EXERCISE REQUIREMENTS -
Everything in the entries below must be reproduced exactly, except the images.

EXERCISE INPUTS -
--- --- ---

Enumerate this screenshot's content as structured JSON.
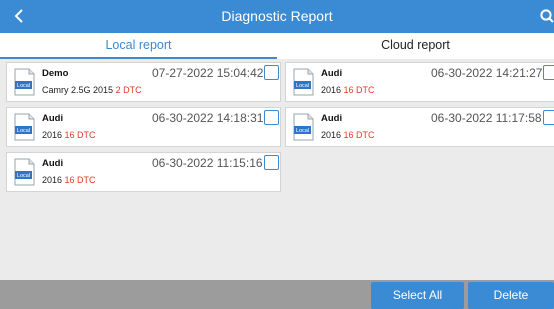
{
  "header": {
    "title": "Diagnostic Report",
    "back_icon": "chevron-left-icon",
    "search_icon": "search-icon"
  },
  "tabs": [
    {
      "label": "Local report",
      "active": true
    },
    {
      "label": "Cloud report",
      "active": false
    }
  ],
  "reports": [
    {
      "icon_text": "Local",
      "brand": "Demo",
      "date": "07-27-2022 15:04:42",
      "vehicle": "Camry 2.5G 2015",
      "dtc_count": "2 DTC",
      "checked": false
    },
    {
      "icon_text": "Local",
      "brand": "Audi",
      "date": "06-30-2022 14:21:27",
      "vehicle": "2016",
      "dtc_count": "16 DTC",
      "checked": false
    },
    {
      "icon_text": "Local",
      "brand": "Audi",
      "date": "06-30-2022 14:18:31",
      "vehicle": "2016",
      "dtc_count": "16 DTC",
      "checked": false
    },
    {
      "icon_text": "Local",
      "brand": "Audi",
      "date": "06-30-2022 11:17:58",
      "vehicle": "2016",
      "dtc_count": "16 DTC",
      "checked": false
    },
    {
      "icon_text": "Local",
      "brand": "Audi",
      "date": "06-30-2022 11:15:16",
      "vehicle": "2016",
      "dtc_count": "16 DTC",
      "checked": false
    }
  ],
  "footer": {
    "select_all_label": "Select All",
    "delete_label": "Delete"
  },
  "colors": {
    "accent": "#3a8ad4",
    "dtc_red": "#e23a2a",
    "background": "#ebebeb",
    "footer_bar": "#9c9c9c"
  }
}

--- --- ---

OUTPUT OF THE EXERCISE -
Enumerate this screenshot's content as structured JSON.
{
  "header": {
    "title": "Diagnostic Report",
    "back_icon": "chevron-left-icon",
    "search_icon": "search-icon"
  },
  "tabs": [
    {
      "label": "Local report",
      "active": true
    },
    {
      "label": "Cloud report",
      "active": false
    }
  ],
  "reports": [
    {
      "icon_text": "Local",
      "brand": "Demo",
      "date": "07-27-2022 15:04:42",
      "vehicle": "Camry 2.5G 2015",
      "dtc_count": "2 DTC",
      "checked": false
    },
    {
      "icon_text": "Local",
      "brand": "Audi",
      "date": "06-30-2022 14:21:27",
      "vehicle": "2016",
      "dtc_count": "16 DTC",
      "checked": false
    },
    {
      "icon_text": "Local",
      "brand": "Audi",
      "date": "06-30-2022 14:18:31",
      "vehicle": "2016",
      "dtc_count": "16 DTC",
      "checked": false
    },
    {
      "icon_text": "Local",
      "brand": "Audi",
      "date": "06-30-2022 11:17:58",
      "vehicle": "2016",
      "dtc_count": "16 DTC",
      "checked": false
    },
    {
      "icon_text": "Local",
      "brand": "Audi",
      "date": "06-30-2022 11:15:16",
      "vehicle": "2016",
      "dtc_count": "16 DTC",
      "checked": false
    }
  ],
  "footer": {
    "select_all_label": "Select All",
    "delete_label": "Delete"
  },
  "colors": {
    "accent": "#3a8ad4",
    "dtc_red": "#e23a2a",
    "background": "#ebebeb",
    "footer_bar": "#9c9c9c"
  }
}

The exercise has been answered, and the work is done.